** MATERIAL TO PROCESS follows **

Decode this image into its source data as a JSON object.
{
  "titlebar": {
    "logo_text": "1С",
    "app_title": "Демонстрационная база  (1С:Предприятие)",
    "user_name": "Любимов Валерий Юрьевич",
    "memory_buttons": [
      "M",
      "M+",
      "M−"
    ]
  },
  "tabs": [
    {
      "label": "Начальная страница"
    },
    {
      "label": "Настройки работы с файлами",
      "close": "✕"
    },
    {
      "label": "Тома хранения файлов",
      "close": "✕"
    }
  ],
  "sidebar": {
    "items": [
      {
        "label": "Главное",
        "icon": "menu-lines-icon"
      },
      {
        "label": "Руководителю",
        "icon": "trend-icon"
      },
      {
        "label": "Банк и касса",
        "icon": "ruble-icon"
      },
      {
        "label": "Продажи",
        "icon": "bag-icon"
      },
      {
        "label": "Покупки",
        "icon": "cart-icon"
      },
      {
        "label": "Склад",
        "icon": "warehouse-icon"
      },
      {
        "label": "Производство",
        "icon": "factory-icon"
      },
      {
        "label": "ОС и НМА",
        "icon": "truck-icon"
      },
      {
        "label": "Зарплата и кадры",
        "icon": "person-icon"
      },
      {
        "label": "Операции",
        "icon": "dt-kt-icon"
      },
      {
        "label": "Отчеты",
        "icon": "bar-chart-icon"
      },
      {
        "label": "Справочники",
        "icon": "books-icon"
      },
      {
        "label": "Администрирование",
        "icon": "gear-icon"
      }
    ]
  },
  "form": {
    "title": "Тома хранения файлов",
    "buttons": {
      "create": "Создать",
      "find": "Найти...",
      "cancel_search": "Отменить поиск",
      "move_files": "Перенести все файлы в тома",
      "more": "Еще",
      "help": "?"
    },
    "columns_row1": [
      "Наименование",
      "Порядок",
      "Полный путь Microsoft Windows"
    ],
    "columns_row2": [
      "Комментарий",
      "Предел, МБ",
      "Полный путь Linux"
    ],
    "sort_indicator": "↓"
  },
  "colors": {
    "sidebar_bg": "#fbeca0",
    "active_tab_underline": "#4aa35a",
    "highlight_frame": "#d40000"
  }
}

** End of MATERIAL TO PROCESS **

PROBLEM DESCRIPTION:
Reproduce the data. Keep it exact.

EXERCISE OUTPUT:
Decode this image into its source data as a JSON object.
{
  "titlebar": {
    "logo_text": "1С",
    "app_title": "Демонстрационная база  (1С:Предприятие)",
    "user_name": "Любимов Валерий Юрьевич",
    "memory_buttons": [
      "M",
      "M+",
      "M−"
    ]
  },
  "tabs": [
    {
      "label": "Начальная страница"
    },
    {
      "label": "Настройки работы с файлами",
      "close": "✕"
    },
    {
      "label": "Тома хранения файлов",
      "close": "✕"
    }
  ],
  "sidebar": {
    "items": [
      {
        "label": "Главное",
        "icon": "menu-lines-icon"
      },
      {
        "label": "Руководителю",
        "icon": "trend-icon"
      },
      {
        "label": "Банк и касса",
        "icon": "ruble-icon"
      },
      {
        "label": "Продажи",
        "icon": "bag-icon"
      },
      {
        "label": "Покупки",
        "icon": "cart-icon"
      },
      {
        "label": "Склад",
        "icon": "warehouse-icon"
      },
      {
        "label": "Производство",
        "icon": "factory-icon"
      },
      {
        "label": "ОС и НМА",
        "icon": "truck-icon"
      },
      {
        "label": "Зарплата и кадры",
        "icon": "person-icon"
      },
      {
        "label": "Операции",
        "icon": "dt-kt-icon"
      },
      {
        "label": "Отчеты",
        "icon": "bar-chart-icon"
      },
      {
        "label": "Справочники",
        "icon": "books-icon"
      },
      {
        "label": "Администрирование",
        "icon": "gear-icon"
      }
    ]
  },
  "form": {
    "title": "Тома хранения файлов",
    "buttons": {
      "create": "Создать",
      "find": "Найти...",
      "cancel_search": "Отменить поиск",
      "move_files": "Перенести все файлы в тома",
      "more": "Еще",
      "help": "?"
    },
    "columns_row1": [
      "Наименование",
      "Порядок",
      "Полный путь Microsoft Windows"
    ],
    "columns_row2": [
      "Комментарий",
      "Предел, МБ",
      "Полный путь Linux"
    ],
    "sort_indicator": "↓"
  },
  "colors": {
    "sidebar_bg": "#fbeca0",
    "active_tab_underline": "#4aa35a",
    "highlight_frame": "#d40000"
  }
}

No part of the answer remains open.